Tehran now has everything it needs to construct a nuclear device in the near future: delivery technology, nuclear industrial capability and sufficiently ambitious leadership. On the flip side, the world lacks the discernment to see where Iran is headed. Even Clapper, after presenting overwhelming information in the report, said, “We do not know if Iran will eventually decide to build nuclear weapons.”

The White House also appears to believe it can stop Iran’s nuclear advancements through talks like the negotiations in Geneva in November. There, the Joint Plan of Action was signed, whereby Iran would supposedly halt its progression toward creating a nuclear bomb while still being allowed to have nuclear energy. It wasn’t long, however, before ample evidence showed how little the Iranians care for the promises they made.

In the deal, Iran promised to cap its enrichment at 5 percent. Shortly thereafter, Iranian Foreign Affairs Minister Mohammad Javad Zarif told students in Tehran that “The structure of our nuclear program has been maintained and the 20 percent enrichment can be resumed in less than 24 hours.” So if Iran wants to disregard the Geneva deal, it claims it will take less than a day to do so.

Iran also plans on keeping up work on its plutonium reactor, despite President Barack Obama saying that work would halt at the site. Finally, the Iranians will continue to install new centrifuges, despite saying they would cease in the Geneva deal.

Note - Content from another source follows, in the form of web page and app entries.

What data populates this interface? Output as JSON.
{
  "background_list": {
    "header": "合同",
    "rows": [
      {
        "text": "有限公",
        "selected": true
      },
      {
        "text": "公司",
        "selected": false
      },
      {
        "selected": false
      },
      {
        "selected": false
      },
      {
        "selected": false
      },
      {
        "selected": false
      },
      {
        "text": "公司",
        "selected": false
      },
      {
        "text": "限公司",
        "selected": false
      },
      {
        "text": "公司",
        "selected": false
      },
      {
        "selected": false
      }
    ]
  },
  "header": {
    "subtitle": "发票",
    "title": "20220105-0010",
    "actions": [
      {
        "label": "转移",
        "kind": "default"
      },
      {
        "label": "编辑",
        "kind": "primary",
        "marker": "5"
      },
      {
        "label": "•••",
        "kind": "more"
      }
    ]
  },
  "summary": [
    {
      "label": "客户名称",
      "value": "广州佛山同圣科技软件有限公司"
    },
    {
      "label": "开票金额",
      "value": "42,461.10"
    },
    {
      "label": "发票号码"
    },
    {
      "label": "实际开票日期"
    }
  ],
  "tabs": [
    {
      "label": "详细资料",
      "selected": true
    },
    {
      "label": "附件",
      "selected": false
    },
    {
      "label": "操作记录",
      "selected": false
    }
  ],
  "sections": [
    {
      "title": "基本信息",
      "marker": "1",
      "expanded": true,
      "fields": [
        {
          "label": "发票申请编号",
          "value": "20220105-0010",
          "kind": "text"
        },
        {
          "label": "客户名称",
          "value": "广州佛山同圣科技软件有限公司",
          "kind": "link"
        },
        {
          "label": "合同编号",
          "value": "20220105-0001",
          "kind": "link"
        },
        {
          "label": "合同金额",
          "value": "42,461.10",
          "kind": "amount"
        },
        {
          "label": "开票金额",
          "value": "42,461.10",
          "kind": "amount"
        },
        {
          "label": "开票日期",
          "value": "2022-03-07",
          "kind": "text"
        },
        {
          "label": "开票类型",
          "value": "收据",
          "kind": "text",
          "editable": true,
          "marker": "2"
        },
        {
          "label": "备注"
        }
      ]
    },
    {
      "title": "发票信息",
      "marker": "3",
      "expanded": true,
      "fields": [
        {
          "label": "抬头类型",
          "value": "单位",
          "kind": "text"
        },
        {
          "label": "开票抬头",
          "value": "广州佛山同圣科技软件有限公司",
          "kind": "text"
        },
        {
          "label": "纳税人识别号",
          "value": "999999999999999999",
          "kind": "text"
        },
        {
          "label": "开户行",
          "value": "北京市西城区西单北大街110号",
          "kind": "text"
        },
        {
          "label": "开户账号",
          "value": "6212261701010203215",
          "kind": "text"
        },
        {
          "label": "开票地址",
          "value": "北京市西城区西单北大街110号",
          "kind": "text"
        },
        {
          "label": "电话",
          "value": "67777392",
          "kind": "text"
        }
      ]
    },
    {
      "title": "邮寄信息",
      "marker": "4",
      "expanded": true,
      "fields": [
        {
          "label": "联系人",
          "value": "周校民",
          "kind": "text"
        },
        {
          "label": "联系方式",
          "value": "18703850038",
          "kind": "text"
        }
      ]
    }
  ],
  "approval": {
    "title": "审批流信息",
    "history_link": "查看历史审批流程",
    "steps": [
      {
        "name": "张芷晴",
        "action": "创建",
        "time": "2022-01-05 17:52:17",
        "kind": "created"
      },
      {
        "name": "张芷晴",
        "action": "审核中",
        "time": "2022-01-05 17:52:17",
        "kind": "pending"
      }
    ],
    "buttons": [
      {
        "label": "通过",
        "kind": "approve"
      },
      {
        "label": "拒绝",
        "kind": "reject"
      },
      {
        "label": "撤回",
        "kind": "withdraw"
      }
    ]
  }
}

Iran’s nuclear program is more advanced than ever, and Iran’s leaders defy the international community with more audacity every day. Soft words around a negotiating table cannot hope to undo what Iran has been forging toward for decades. Iran wants a nuclear bomb. And in a world of weak leadership and appeasement policies, what Iran wants, Iran gets.

Where the Taliban and poppies grow together

Opium is the lifeblood of the Taliban. If the United States were to have any hopes of leaving Afghanistan without the Taliban immediately filling the vacuum with well-trained and well-funded militias, it needed to end opium production. But the opposite is happening.

The United Nations Office on Drugs and Crime (unodc) has released its Afghanistan opium survey for 2013, and it says that “opium poppy cultivation in Afghanistan reached a sobering record high in 2013.” The 2013 Afghanistan Opium Survey revealed a 36 percent increase over 2012 in land devoted to the crop.

Every province saw poppy cultivation growth, and two provinces previously considered “poppy-free” lost that status. Production of opium also increased in most provinces. “All in all, opium production in 2013 went up to some 5,500 tons, a 49 percent increase over 2012,” the report said. Not only has there been more poppy planting, but the yield has also increased: Production per acre was 11 percent higher in 2013 than in 2012. The higher yield helped lower the price of opium to $172 per kilogram—but that is still four times the profit made from the same quantity of wheat in Afghanistan.

The gross value of opium to the Afghan economy is estimated to be $3.1 billion—an increase of $1.1 billion over 2012.

This trend testifies of the resurgence of the Taliban and the diminishing impact of the United States—in Afghanistan and the Middle East as a whole. The truth is that where security is weaker, terrorists are stronger, and where the terrorists are stronger, the opium industry flourishes. And a booming opium market makes defeating the Taliban increasingly unlikely.

The Trumpet has warned of America’s decline in this region for over a decade. As we wrote in 2006, “With the U.S. gaining little traction against the Taliban, we can expect the rugged Afghan hills to be filled with opium poppies—the dangerous crop that puts dollars in Talibani pockets—for some time to come.”